[[ PROVIDED RECORDS open ]]

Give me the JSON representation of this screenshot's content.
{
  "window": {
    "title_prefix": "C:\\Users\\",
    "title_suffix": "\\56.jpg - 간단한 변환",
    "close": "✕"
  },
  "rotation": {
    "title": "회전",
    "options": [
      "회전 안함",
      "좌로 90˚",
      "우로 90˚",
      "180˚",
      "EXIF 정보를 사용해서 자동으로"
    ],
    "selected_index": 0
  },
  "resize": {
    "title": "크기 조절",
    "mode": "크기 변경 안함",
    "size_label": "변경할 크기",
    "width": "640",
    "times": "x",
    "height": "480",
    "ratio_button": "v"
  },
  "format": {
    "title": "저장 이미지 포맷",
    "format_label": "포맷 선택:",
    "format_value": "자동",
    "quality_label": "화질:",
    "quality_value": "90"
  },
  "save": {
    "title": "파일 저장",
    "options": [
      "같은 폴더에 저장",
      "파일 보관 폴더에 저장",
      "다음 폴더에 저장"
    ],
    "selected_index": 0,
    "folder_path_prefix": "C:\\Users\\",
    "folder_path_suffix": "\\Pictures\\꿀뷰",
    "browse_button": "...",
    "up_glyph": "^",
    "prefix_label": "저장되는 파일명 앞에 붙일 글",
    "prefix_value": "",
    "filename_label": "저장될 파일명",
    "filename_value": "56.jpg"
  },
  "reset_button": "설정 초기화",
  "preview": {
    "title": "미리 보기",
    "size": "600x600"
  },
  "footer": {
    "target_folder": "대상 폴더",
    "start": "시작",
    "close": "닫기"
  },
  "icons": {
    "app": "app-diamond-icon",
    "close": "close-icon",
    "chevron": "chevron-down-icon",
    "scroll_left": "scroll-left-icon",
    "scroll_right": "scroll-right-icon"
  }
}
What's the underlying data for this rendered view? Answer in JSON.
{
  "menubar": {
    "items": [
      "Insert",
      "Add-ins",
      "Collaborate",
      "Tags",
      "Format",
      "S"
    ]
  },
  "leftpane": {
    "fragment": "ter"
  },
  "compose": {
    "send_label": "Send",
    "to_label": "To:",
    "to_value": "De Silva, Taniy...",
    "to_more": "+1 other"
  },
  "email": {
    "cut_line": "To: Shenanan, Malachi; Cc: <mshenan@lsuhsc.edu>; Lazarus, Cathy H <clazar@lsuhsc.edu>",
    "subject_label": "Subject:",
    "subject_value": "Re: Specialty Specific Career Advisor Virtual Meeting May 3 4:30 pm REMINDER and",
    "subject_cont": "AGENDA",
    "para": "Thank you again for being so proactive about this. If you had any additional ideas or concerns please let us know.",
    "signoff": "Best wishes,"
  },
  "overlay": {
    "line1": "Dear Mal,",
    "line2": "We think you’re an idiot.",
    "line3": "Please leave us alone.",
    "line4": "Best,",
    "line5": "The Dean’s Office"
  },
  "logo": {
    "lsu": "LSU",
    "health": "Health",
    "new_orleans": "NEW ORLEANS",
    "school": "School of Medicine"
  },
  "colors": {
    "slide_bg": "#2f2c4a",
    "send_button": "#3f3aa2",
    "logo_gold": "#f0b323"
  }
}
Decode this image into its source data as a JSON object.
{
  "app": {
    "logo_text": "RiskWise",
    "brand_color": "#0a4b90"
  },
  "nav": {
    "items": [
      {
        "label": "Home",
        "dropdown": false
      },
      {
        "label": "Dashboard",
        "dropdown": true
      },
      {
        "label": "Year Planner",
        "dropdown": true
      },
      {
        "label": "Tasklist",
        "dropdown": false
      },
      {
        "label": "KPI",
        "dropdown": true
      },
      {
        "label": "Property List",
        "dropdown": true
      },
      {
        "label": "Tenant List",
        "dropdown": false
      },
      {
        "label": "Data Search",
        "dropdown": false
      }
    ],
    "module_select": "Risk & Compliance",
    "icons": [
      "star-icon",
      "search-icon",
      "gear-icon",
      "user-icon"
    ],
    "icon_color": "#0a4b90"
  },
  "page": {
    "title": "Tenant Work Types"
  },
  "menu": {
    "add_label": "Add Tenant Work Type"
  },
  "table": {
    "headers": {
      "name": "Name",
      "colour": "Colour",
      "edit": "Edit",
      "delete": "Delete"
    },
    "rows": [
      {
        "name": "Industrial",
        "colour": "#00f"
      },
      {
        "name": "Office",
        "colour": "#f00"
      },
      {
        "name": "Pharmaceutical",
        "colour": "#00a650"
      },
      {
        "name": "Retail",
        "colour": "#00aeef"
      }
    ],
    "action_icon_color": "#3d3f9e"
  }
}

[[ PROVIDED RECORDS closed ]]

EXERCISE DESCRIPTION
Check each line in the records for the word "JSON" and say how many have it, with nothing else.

SOLUTION BELOW
3